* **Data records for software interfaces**
◇ ◇ ◇
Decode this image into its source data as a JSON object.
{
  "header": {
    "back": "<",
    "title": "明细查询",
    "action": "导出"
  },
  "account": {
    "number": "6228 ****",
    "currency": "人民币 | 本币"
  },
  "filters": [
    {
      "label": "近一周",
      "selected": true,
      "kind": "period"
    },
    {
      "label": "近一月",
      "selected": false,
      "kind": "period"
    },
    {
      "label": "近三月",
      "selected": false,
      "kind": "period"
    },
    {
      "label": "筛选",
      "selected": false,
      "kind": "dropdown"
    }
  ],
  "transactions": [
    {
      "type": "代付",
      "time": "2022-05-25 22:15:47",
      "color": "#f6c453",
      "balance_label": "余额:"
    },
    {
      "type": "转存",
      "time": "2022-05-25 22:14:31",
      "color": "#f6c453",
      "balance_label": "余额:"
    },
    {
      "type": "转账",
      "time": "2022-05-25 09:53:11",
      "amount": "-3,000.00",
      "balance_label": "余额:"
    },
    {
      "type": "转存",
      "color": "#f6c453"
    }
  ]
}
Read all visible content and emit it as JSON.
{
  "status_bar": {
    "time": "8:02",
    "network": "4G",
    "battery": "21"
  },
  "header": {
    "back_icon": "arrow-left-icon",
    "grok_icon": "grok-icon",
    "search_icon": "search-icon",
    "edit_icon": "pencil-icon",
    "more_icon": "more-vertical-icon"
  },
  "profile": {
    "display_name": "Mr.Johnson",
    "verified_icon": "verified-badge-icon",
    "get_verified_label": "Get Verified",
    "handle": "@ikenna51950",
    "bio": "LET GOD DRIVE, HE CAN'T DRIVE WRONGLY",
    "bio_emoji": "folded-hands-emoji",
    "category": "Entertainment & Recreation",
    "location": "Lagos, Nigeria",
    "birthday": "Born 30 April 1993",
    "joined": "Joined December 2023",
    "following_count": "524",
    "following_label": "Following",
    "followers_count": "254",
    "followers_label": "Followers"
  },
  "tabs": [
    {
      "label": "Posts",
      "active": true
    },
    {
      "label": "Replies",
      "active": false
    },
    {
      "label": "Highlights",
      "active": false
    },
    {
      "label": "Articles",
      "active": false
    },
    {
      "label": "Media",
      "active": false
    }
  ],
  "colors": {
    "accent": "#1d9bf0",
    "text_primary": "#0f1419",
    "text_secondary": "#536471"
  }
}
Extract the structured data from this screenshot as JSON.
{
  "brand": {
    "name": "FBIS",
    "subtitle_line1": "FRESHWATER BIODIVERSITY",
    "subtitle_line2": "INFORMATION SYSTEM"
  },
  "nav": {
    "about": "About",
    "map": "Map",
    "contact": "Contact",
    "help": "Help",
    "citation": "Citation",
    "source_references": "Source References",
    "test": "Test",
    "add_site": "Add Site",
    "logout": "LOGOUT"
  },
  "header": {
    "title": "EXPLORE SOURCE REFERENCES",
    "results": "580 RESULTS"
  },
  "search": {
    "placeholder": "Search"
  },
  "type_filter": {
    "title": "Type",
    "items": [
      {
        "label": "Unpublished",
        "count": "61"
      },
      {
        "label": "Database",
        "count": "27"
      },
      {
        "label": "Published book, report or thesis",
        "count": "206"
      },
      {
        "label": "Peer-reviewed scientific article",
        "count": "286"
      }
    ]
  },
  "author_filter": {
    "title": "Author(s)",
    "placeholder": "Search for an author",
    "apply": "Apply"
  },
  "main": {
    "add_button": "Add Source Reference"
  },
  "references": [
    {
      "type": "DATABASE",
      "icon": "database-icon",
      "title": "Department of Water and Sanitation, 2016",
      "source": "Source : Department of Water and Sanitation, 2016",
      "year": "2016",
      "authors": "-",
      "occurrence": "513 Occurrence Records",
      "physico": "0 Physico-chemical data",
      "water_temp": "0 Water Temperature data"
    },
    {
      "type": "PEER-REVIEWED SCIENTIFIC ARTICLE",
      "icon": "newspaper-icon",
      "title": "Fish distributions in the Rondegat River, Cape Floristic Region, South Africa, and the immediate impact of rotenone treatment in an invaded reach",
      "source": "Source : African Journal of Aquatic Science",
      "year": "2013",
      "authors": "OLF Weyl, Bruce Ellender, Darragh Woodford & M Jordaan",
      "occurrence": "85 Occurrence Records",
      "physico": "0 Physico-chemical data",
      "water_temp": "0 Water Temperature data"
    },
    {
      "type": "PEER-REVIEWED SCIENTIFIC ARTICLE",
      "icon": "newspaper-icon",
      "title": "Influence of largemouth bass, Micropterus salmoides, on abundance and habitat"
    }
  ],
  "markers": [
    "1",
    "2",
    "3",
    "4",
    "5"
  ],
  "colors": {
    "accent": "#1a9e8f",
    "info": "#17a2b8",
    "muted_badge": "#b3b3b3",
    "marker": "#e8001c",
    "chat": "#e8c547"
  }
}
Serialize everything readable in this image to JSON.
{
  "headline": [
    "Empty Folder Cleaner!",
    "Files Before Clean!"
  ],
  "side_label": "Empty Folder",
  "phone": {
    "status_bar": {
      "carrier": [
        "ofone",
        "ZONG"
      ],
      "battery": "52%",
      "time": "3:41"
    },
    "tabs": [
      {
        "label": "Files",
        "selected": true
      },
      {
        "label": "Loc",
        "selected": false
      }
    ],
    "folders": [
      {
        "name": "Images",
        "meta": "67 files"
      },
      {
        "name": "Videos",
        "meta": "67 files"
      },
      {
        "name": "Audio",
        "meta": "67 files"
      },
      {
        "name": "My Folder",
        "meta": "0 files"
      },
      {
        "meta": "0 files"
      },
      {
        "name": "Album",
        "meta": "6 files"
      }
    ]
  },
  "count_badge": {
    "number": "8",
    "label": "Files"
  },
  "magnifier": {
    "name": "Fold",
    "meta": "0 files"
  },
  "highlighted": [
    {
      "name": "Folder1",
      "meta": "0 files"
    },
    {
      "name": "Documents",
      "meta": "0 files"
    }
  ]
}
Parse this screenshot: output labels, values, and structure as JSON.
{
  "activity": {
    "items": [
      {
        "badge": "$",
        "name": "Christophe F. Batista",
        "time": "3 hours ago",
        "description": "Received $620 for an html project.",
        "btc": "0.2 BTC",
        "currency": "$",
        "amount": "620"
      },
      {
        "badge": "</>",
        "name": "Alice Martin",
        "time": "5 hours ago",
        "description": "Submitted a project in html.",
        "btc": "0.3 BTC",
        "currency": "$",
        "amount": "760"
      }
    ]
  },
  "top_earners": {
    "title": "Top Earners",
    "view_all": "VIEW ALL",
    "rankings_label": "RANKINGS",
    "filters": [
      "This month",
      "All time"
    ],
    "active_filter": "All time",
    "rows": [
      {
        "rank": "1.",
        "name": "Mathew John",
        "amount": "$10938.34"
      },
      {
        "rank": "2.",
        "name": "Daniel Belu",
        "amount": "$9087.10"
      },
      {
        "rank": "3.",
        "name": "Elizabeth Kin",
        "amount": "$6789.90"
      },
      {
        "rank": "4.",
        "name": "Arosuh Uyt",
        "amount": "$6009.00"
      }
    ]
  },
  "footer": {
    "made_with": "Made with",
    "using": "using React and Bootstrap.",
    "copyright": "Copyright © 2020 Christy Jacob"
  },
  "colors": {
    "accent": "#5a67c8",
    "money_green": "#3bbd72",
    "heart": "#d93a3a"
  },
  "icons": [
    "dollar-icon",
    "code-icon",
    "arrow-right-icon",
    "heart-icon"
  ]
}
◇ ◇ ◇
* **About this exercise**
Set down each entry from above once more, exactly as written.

* **Written response**
Decode this image into its source data as a JSON object.
{
  "header": {
    "back": "<",
    "title": "明细查询",
    "action": "导出"
  },
  "account": {
    "number": "6228 ****",
    "currency": "人民币 | 本币"
  },
  "filters": [
    {
      "label": "近一周",
      "selected": true,
      "kind": "period"
    },
    {
      "label": "近一月",
      "selected": false,
      "kind": "period"
    },
    {
      "label": "近三月",
      "selected": false,
      "kind": "period"
    },
    {
      "label": "筛选",
      "selected": false,
      "kind": "dropdown"
    }
  ],
  "transactions": [
    {
      "type": "代付",
      "time": "2022-05-25 22:15:47",
      "color": "#f6c453",
      "balance_label": "余额:"
    },
    {
      "type": "转存",
      "time": "2022-05-25 22:14:31",
      "color": "#f6c453",
      "balance_label": "余额:"
    },
    {
      "type": "转账",
      "time": "2022-05-25 09:53:11",
      "amount": "-3,000.00",
      "balance_label": "余额:"
    },
    {
      "type": "转存",
      "color": "#f6c453"
    }
  ]
}
Read all visible content and emit it as JSON.
{
  "status_bar": {
    "time": "8:02",
    "network": "4G",
    "battery": "21"
  },
  "header": {
    "back_icon": "arrow-left-icon",
    "grok_icon": "grok-icon",
    "search_icon": "search-icon",
    "edit_icon": "pencil-icon",
    "more_icon": "more-vertical-icon"
  },
  "profile": {
    "display_name": "Mr.Johnson",
    "verified_icon": "verified-badge-icon",
    "get_verified_label": "Get Verified",
    "handle": "@ikenna51950",
    "bio": "LET GOD DRIVE, HE CAN'T DRIVE WRONGLY",
    "bio_emoji": "folded-hands-emoji",
    "category": "Entertainment & Recreation",
    "location": "Lagos, Nigeria",
    "birthday": "Born 30 April 1993",
    "joined": "Joined December 2023",
    "following_count": "524",
    "following_label": "Following",
    "followers_count": "254",
    "followers_label": "Followers"
  },
  "tabs": [
    {
      "label": "Posts",
      "active": true
    },
    {
      "label": "Replies",
      "active": false
    },
    {
      "label": "Highlights",
      "active": false
    },
    {
      "label": "Articles",
      "active": false
    },
    {
      "label": "Media",
      "active": false
    }
  ],
  "colors": {
    "accent": "#1d9bf0",
    "text_primary": "#0f1419",
    "text_secondary": "#536471"
  }
}
Extract the structured data from this screenshot as JSON.
{
  "brand": {
    "name": "FBIS",
    "subtitle_line1": "FRESHWATER BIODIVERSITY",
    "subtitle_line2": "INFORMATION SYSTEM"
  },
  "nav": {
    "about": "About",
    "map": "Map",
    "contact": "Contact",
    "help": "Help",
    "citation": "Citation",
    "source_references": "Source References",
    "test": "Test",
    "add_site": "Add Site",
    "logout": "LOGOUT"
  },
  "header": {
    "title": "EXPLORE SOURCE REFERENCES",
    "results": "580 RESULTS"
  },
  "search": {
    "placeholder": "Search"
  },
  "type_filter": {
    "title": "Type",
    "items": [
      {
        "label": "Unpublished",
        "count": "61"
      },
      {
        "label": "Database",
        "count": "27"
      },
      {
        "label": "Published book, report or thesis",
        "count": "206"
      },
      {
        "label": "Peer-reviewed scientific article",
        "count": "286"
      }
    ]
  },
  "author_filter": {
    "title": "Author(s)",
    "placeholder": "Search for an author",
    "apply": "Apply"
  },
  "main": {
    "add_button": "Add Source Reference"
  },
  "references": [
    {
      "type": "DATABASE",
      "icon": "database-icon",
      "title": "Department of Water and Sanitation, 2016",
      "source": "Source : Department of Water and Sanitation, 2016",
      "year": "2016",
      "authors": "-",
      "occurrence": "513 Occurrence Records",
      "physico": "0 Physico-chemical data",
      "water_temp": "0 Water Temperature data"
    },
    {
      "type": "PEER-REVIEWED SCIENTIFIC ARTICLE",
      "icon": "newspaper-icon",
      "title": "Fish distributions in the Rondegat River, Cape Floristic Region, South Africa, and the immediate impact of rotenone treatment in an invaded reach",
      "source": "Source : African Journal of Aquatic Science",
      "year": "2013",
      "authors": "OLF Weyl, Bruce Ellender, Darragh Woodford & M Jordaan",
      "occurrence": "85 Occurrence Records",
      "physico": "0 Physico-chemical data",
      "water_temp": "0 Water Temperature data"
    },
    {
      "type": "PEER-REVIEWED SCIENTIFIC ARTICLE",
      "icon": "newspaper-icon",
      "title": "Influence of largemouth bass, Micropterus salmoides, on abundance and habitat"
    }
  ],
  "markers": [
    "1",
    "2",
    "3",
    "4",
    "5"
  ],
  "colors": {
    "accent": "#1a9e8f",
    "info": "#17a2b8",
    "muted_badge": "#b3b3b3",
    "marker": "#e8001c",
    "chat": "#e8c547"
  }
}
Serialize everything readable in this image to JSON.
{
  "headline": [
    "Empty Folder Cleaner!",
    "Files Before Clean!"
  ],
  "side_label": "Empty Folder",
  "phone": {
    "status_bar": {
      "carrier": [
        "ofone",
        "ZONG"
      ],
      "battery": "52%",
      "time": "3:41"
    },
    "tabs": [
      {
        "label": "Files",
        "selected": true
      },
      {
        "label": "Loc",
        "selected": false
      }
    ],
    "folders": [
      {
        "name": "Images",
        "meta": "67 files"
      },
      {
        "name": "Videos",
        "meta": "67 files"
      },
      {
        "name": "Audio",
        "meta": "67 files"
      },
      {
        "name": "My Folder",
        "meta": "0 files"
      },
      {
        "meta": "0 files"
      },
      {
        "name": "Album",
        "meta": "6 files"
      }
    ]
  },
  "count_badge": {
    "number": "8",
    "label": "Files"
  },
  "magnifier": {
    "name": "Fold",
    "meta": "0 files"
  },
  "highlighted": [
    {
      "name": "Folder1",
      "meta": "0 files"
    },
    {
      "name": "Documents",
      "meta": "0 files"
    }
  ]
}
Parse this screenshot: output labels, values, and structure as JSON.
{
  "activity": {
    "items": [
      {
        "badge": "$",
        "name": "Christophe F. Batista",
        "time": "3 hours ago",
        "description": "Received $620 for an html project.",
        "btc": "0.2 BTC",
        "currency": "$",
        "amount": "620"
      },
      {
        "badge": "</>",
        "name": "Alice Martin",
        "time": "5 hours ago",
        "description": "Submitted a project in html.",
        "btc": "0.3 BTC",
        "currency": "$",
        "amount": "760"
      }
    ]
  },
  "top_earners": {
    "title": "Top Earners",
    "view_all": "VIEW ALL",
    "rankings_label": "RANKINGS",
    "filters": [
      "This month",
      "All time"
    ],
    "active_filter": "All time",
    "rows": [
      {
        "rank": "1.",
        "name": "Mathew John",
        "amount": "$10938.34"
      },
      {
        "rank": "2.",
        "name": "Daniel Belu",
        "amount": "$9087.10"
      },
      {
        "rank": "3.",
        "name": "Elizabeth Kin",
        "amount": "$6789.90"
      },
      {
        "rank": "4.",
        "name": "Arosuh Uyt",
        "amount": "$6009.00"
      }
    ]
  },
  "footer": {
    "made_with": "Made with",
    "using": "using React and Bootstrap.",
    "copyright": "Copyright © 2020 Christy Jacob"
  },
  "colors": {
    "accent": "#5a67c8",
    "money_green": "#3bbd72",
    "heart": "#d93a3a"
  },
  "icons": [
    "dollar-icon",
    "code-icon",
    "arrow-right-icon",
    "heart-icon"
  ]
}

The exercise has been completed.